President Obama delivered a heartfelt and inspiring farewell address on Tuesday, January 10. While he covered many topics ranging from his accomplishments in office to stating that he stands with Muslim Americans, he also covered a persisting problem with American citizens today – that we form our own bubbles around what we believe in, and only accept news and opinions from those bubbles, whether or not they are factual. Obama stated, "For too many of us, it's become safer to retreat into our own bubbles, whether in our neighborhoods or college campuses of places of worship or our social media feeds, surrounded by people who look like us and share the same political outlook and never challenge our assumptions."

The problem with social media

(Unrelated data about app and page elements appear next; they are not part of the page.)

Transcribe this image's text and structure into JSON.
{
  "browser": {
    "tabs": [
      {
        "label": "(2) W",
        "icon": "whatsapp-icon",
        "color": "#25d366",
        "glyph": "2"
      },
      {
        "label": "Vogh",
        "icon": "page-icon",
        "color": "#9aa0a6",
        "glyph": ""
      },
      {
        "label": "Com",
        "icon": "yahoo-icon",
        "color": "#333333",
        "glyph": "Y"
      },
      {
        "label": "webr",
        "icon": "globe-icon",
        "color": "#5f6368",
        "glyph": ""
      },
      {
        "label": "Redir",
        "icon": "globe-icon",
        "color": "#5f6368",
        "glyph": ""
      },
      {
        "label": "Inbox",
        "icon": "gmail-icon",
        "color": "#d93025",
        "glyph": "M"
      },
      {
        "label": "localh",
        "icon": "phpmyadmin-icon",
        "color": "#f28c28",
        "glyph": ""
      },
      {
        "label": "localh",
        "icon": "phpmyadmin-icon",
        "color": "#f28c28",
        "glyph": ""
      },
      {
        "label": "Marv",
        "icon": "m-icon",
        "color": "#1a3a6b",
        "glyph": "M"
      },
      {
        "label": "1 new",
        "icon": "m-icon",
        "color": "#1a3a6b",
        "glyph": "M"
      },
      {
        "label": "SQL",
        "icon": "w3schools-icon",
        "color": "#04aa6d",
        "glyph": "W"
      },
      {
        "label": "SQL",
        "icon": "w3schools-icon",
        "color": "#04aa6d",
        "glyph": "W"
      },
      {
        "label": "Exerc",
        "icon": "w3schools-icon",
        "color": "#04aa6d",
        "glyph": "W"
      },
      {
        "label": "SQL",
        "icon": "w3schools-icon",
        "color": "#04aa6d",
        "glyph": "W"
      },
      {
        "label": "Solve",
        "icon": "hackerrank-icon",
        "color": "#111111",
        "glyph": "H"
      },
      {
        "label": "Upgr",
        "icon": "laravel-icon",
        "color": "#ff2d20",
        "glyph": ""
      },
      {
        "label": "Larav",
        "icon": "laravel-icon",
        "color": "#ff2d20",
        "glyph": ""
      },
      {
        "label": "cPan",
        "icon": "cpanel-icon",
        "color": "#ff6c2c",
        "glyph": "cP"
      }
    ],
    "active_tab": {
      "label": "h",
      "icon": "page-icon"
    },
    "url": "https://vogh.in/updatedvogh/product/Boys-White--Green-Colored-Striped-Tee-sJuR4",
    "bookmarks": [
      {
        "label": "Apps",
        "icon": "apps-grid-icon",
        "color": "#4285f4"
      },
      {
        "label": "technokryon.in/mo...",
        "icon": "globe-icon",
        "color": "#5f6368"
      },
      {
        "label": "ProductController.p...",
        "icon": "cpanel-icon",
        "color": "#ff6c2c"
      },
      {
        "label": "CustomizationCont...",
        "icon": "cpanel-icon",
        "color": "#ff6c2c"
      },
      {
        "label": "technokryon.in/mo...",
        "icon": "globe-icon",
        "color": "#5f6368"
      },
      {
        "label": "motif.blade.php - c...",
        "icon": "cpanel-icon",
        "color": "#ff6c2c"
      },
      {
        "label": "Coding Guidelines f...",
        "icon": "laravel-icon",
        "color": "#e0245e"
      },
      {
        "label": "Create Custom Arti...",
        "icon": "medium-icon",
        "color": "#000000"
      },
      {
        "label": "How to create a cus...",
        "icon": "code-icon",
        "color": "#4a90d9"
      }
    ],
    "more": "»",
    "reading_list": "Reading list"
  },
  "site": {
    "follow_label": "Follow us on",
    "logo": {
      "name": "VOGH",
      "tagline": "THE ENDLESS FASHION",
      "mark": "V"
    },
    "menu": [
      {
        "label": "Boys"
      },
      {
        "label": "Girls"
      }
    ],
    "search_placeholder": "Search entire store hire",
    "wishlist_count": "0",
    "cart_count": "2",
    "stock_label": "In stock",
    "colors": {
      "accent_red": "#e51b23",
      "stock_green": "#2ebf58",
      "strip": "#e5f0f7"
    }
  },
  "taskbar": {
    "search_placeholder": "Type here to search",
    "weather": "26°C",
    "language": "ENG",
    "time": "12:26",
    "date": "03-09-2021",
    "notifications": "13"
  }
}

President Obama is right, and while this problem was most evident during the election season, it still continues as we begin our transition to a new president.

People discuss politics with their friends, who are often from the same socio-economic background, and often have similar views. They turn on the T.V. to the same news station every day. One of the most striking examples, however, is that of social media. Here, it is not only easy to share information based on your beliefs, but also wrong information. I believe there is a correlation in the way we share information in this age and the growing divide of America.

Don't always trust the source

While most people can agree that we get our news from a biased source, no one wants to admit that their source is the wrong one. They may admit it can be a little left or right leaning, but believe that's okay if that is the source with facts.

However, often times people become so trusting of their sources because it's what they believe that they don't check if the information is correct. There's a mentality of if that sounds good to them, they will accept it as fact, without consulting other sources.

I don't expect everyone to go out and change their feeds to reflect all views.

After all, that's part of what's great about social media, that we can cater it to our wants and needs. But I do urge everyone to do their research, to every once in a while break out of their bubble and hear someone else's viewpoint, especially someone who's background and lived experience is different from yours.

More importantly, if you are sharing any information, check your sources, make sure all the facts are right, not just nice to hear.

Because as President Obama said, this trend of sorting ourselves is a threat to our democracy. To sum it up, as President Obama stated, "It's not just dishonest, this selective sorting of facts; it's self-defeating. Because as my mother used to tell me, reality has a way of catching up with you."